Under Review: Justice League


Courtesy Photo

“Justice League” unites the major DC heroes, but falls short on character development.

Ryan Chang, Assistant Online Editor

When I walked into the theater on Sunday night, I was cautiously optimistic for DC’s “Justice League.” Emboldened by the critical and commercial success of “Wonder Woman” (2017), I believed that the DC Extended Universe was off to a fresh start. I couldn’t wait to see classic heroes like Cyborg, Aquaman and the Flash on the big screen for the first time, teaming up in a crossover that was supposed to rival Marvel’s cinematic universe. Despite the disappointment of “Batman v. Superman,” the trailers for “Justice League” promised a fun, lighthearted experience that would finally do the classic superhero team justice.

Though the film did make some welcome improvements over its predecessors, I still left the theater wholeheartedly disappointed at the incoherent, overloaded mess that was “Justice League.”

From a visual standpoint, “Justice League” is surprisingly lackluster, featuring chaotic action sequences that are aggressively mediocre by modern blockbuster standards. Director Zack Snyder continues the unfortunate trend of dark, murky set pieces, which clash with the movie’s attempts at humor and levity. In addition, issues with actor Henry Cavill’s mustache, which was digitally removed in the final cut, make Superman’s mouth look cartoonishly misshapen.

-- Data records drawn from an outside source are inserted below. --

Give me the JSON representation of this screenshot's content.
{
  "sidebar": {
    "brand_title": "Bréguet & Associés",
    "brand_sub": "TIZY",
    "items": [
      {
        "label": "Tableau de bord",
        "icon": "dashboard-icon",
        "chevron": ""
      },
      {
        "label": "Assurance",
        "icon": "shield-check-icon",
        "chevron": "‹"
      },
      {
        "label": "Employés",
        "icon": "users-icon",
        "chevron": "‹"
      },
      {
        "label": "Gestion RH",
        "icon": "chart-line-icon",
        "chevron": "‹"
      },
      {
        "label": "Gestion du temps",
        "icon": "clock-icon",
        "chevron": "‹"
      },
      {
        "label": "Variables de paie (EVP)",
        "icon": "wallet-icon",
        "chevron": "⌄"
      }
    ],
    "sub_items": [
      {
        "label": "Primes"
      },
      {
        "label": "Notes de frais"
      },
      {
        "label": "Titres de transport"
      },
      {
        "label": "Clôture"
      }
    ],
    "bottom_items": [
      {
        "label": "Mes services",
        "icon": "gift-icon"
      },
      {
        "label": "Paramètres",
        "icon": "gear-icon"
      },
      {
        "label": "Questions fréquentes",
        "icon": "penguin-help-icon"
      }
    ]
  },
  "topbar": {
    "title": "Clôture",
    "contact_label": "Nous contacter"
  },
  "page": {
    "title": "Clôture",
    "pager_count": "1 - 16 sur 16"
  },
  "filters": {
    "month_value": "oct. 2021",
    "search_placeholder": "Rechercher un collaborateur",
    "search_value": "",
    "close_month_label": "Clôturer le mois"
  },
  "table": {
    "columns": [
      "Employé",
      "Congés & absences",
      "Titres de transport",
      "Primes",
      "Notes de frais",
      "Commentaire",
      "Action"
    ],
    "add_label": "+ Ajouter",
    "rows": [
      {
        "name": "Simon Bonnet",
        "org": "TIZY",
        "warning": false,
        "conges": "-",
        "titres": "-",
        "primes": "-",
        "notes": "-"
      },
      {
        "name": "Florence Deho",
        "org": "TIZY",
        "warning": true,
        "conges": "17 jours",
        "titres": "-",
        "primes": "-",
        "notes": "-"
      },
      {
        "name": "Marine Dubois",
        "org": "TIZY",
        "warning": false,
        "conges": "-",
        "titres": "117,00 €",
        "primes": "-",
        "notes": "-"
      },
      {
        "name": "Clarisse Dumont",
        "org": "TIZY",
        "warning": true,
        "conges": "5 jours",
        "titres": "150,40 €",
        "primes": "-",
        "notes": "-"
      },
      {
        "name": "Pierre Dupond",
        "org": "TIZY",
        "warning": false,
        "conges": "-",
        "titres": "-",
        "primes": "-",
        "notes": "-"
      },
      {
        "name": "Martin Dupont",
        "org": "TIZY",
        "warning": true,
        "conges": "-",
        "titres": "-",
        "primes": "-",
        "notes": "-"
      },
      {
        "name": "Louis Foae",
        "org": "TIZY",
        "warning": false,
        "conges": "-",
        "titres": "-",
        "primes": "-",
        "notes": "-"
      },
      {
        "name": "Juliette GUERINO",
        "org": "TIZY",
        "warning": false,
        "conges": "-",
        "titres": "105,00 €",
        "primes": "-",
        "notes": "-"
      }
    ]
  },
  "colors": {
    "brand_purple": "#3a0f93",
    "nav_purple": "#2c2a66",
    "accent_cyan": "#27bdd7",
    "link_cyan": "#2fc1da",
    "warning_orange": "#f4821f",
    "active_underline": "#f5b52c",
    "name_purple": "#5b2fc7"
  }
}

The film’s biggest flaw is that it attempts to do too much, so pacing problems plague the entire film. The first half hour or so is dedicated to Batman (Ben Affleck) and Wonder Woman’s (Gal Gadot) travels to recruit the members of the League. The film then immediately launches the team into conflict with the antagonist Steppenwolf (Ciarán Hinds).

Throughout all this, the film does not develop Aquaman (Jason Momoa), the Flash (Ezra Miller) and Cyborg (Ray Fisher), so the new heroes are one dimensional and weak. Cyborg mainly serves to further the plot along with little else distinguishing him. Aquaman, while thankfully not as goofy as his comic counterpart, comes off as trying too hard to be cool. Thankfully, the Flash, who struggles to match the confidence of his counterparts while harnessing his powers, brings a little more depth. While it is undeniably fun to watch Batman, Wonder Woman, Cyborg, the Flash and Aquaman take on a horde of Parademons, the new heroes still don’t have as much of an impact on the plot as they should.

The film’s climax only exacerbates this issue when a recently revived Superman defeats Steppenwolf in a few punches. The combined efforts of Batman, Wonder Woman, the Flash, Aquaman and Cyborg weren’t enough to take down Steppenwolf, but Superman resolves the conflict in less than five minutes. This anticlimactic finale isn’t just unsatisfying; it undermines the necessity of a Justice League by having Superman act as the world’s biggest deus ex machina.

“Justice League” makes some welcome improvements over previous entries in the DC Extended Universe. Most notably, Superman is no longer the dark, brooding loner from “Man of Steel” and “Batman v. Superman;” he now matches the cheerful, hopeful comic icon. Ezra Miller does an excellent job of portraying an inexperienced Barry Allen who still has much to learn about his powers, so I have hope for better character development in other films. The film as a whole feels much lighter than previous DC films thanks to welcome banter between the heroes.

While “Justice League” makes some promising steps for the DC Extended Universe, it creates just as many problems going forward. As a stand-alone film, it’s muddled by a weak plot, mediocre action and unimpressive character development. As the culmination of the DC Extended Universe, “Justice League” is an embarrassment, particularly in light of the recently released trailer for Marvel’s “Infinity War,” which became the most viewed trailer ever in 24 hours. People are losing interest in the DC Extended Universe (just look at the film’s $500 million worldwide gross, a low total for a superhero blockbuster). The Justice League is one of the most iconic superhero teams of all time (arguably more so than the Avengers), and it deserved better than a mediocre, poorly executed movie from DC.